 Lothrop Stoddard, The New World of Islam (Bungay, Suffolk: Richard Clay & Sons, 1922), p. 48.
 I wish to repackage C. S. Lewis’ idea, expressed in his book The Last Battle (1956), regarding whether or not Islam is good in a general sense or not. That which is good is good irrespective of the deity in whose name the good is carried out, and that which is evil is evil regardless of whatever deity is invoked in such a circumstance. It is true, however, that all Islamic societies lag behind in culture, technology, industry, and economics. Also, a comment on Hamas and Hezbollah: these groups are only a danger to whites if the whites are in the territory of either group and they are pursuing Israel’s interests. Otherwise, they should be seen as ordinary political organizations with a religious affiliation, such as the Christian Democrats. Hamas is not out to get you.

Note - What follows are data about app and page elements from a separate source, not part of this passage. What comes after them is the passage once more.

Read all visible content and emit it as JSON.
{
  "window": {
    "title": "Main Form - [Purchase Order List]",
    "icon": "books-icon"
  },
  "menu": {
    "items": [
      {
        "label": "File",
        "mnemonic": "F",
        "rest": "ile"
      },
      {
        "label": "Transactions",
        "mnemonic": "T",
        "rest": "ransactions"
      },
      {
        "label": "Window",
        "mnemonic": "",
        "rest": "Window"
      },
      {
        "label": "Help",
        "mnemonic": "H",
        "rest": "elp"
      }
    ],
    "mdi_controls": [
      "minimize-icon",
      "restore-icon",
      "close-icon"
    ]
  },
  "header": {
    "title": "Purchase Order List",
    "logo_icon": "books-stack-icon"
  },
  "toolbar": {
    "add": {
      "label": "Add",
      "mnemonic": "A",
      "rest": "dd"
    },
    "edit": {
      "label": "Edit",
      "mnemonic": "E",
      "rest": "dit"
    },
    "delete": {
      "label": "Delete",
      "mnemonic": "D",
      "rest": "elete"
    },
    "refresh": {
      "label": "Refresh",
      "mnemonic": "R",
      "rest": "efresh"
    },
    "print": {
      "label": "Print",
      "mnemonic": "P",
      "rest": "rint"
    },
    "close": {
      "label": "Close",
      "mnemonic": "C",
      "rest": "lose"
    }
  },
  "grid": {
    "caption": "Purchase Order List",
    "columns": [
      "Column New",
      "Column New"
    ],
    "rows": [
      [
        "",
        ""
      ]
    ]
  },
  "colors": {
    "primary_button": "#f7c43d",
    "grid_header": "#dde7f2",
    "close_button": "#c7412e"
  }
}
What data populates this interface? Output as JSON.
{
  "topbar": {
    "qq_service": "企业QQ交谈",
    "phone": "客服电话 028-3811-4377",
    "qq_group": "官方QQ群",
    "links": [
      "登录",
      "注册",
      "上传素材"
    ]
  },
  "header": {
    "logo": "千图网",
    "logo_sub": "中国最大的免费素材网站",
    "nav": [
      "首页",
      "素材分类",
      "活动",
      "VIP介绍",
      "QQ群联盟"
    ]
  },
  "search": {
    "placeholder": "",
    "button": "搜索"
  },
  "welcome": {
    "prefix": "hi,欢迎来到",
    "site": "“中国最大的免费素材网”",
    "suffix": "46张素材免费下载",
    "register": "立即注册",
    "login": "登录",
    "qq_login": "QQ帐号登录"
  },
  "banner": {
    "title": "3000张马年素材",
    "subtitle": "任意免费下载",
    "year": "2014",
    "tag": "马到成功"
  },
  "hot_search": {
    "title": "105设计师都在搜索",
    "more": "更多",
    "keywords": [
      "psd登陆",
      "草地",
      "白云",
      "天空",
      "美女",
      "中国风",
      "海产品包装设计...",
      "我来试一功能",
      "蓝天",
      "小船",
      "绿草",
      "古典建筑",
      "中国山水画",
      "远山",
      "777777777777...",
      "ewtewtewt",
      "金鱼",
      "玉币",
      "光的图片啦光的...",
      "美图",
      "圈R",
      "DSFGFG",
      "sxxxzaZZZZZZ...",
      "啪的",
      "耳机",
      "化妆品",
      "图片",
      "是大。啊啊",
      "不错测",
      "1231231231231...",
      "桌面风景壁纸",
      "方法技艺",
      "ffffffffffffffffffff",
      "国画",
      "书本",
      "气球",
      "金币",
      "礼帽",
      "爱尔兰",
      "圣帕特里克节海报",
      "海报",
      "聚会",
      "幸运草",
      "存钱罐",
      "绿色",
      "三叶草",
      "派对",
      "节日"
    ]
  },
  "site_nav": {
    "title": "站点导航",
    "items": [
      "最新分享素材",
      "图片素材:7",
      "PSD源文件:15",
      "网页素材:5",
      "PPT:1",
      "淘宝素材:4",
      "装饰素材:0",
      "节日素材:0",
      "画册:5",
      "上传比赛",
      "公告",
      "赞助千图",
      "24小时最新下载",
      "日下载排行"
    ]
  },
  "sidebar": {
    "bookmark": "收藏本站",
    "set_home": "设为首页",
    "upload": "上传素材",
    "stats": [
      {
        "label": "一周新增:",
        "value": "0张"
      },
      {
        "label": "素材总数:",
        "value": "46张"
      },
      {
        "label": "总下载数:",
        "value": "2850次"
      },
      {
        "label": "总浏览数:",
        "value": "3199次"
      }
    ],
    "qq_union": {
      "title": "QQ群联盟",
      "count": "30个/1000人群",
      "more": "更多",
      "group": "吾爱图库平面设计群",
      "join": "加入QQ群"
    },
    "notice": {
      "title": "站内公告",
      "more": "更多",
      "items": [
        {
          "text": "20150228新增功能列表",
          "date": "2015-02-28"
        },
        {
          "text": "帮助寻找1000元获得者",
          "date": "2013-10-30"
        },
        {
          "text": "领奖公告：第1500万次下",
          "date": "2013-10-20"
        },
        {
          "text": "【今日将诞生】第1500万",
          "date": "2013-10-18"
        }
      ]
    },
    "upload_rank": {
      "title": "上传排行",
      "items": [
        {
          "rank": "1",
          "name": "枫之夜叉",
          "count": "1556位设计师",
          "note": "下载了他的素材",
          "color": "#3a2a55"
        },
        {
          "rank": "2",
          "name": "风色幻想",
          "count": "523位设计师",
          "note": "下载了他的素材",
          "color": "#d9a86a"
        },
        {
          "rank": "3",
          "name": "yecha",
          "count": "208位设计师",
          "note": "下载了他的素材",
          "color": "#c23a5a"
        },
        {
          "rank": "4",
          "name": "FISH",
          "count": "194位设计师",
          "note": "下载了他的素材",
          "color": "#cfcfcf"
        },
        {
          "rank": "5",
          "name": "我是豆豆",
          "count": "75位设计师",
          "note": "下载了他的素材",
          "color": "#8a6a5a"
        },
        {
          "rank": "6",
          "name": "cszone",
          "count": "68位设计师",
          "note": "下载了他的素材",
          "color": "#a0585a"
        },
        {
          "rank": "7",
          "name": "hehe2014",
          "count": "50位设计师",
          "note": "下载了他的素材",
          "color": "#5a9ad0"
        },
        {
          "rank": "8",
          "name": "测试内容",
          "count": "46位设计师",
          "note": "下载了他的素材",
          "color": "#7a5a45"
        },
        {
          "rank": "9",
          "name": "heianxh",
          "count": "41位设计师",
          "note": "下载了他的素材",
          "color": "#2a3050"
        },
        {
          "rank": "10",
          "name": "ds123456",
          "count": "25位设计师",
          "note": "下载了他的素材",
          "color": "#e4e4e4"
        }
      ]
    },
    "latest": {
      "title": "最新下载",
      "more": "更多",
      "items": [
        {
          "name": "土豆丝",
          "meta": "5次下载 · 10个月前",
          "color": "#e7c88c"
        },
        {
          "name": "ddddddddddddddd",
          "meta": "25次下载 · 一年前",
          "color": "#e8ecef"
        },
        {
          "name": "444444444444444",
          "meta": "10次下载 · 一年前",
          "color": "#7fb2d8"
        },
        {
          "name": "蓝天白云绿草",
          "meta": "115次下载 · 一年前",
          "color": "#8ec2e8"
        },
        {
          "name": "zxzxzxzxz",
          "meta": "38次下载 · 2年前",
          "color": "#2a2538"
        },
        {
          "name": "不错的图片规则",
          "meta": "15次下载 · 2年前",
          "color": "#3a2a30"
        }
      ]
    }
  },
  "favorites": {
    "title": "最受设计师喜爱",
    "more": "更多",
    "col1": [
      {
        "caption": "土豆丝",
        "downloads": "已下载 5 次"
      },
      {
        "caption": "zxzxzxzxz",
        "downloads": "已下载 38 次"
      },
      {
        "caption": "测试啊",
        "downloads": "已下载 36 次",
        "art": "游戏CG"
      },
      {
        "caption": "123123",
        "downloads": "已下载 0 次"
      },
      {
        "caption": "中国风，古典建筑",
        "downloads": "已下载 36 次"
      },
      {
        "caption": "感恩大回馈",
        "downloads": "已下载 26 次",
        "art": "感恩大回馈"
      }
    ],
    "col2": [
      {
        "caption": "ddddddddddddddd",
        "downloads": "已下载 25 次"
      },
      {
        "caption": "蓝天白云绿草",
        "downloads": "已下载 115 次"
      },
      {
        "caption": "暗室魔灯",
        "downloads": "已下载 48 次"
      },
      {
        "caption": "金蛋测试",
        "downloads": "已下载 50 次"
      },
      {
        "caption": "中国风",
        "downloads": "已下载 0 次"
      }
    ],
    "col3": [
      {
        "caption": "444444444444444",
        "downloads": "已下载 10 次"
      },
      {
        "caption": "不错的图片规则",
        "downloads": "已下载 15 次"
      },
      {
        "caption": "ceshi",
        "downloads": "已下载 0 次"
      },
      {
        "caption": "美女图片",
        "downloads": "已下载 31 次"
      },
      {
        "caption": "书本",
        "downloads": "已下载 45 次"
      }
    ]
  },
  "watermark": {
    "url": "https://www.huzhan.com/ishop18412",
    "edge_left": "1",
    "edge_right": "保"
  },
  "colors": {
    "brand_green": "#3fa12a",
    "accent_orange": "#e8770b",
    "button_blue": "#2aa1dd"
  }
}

 The greatest hero in reducing ISIS and other jihadi groups was the late Senator John McCain’s brain tumor. This foolish man ensured that much American aid went to Syrian rebel groups. After the Senator passed, American policy in the region became far more rational.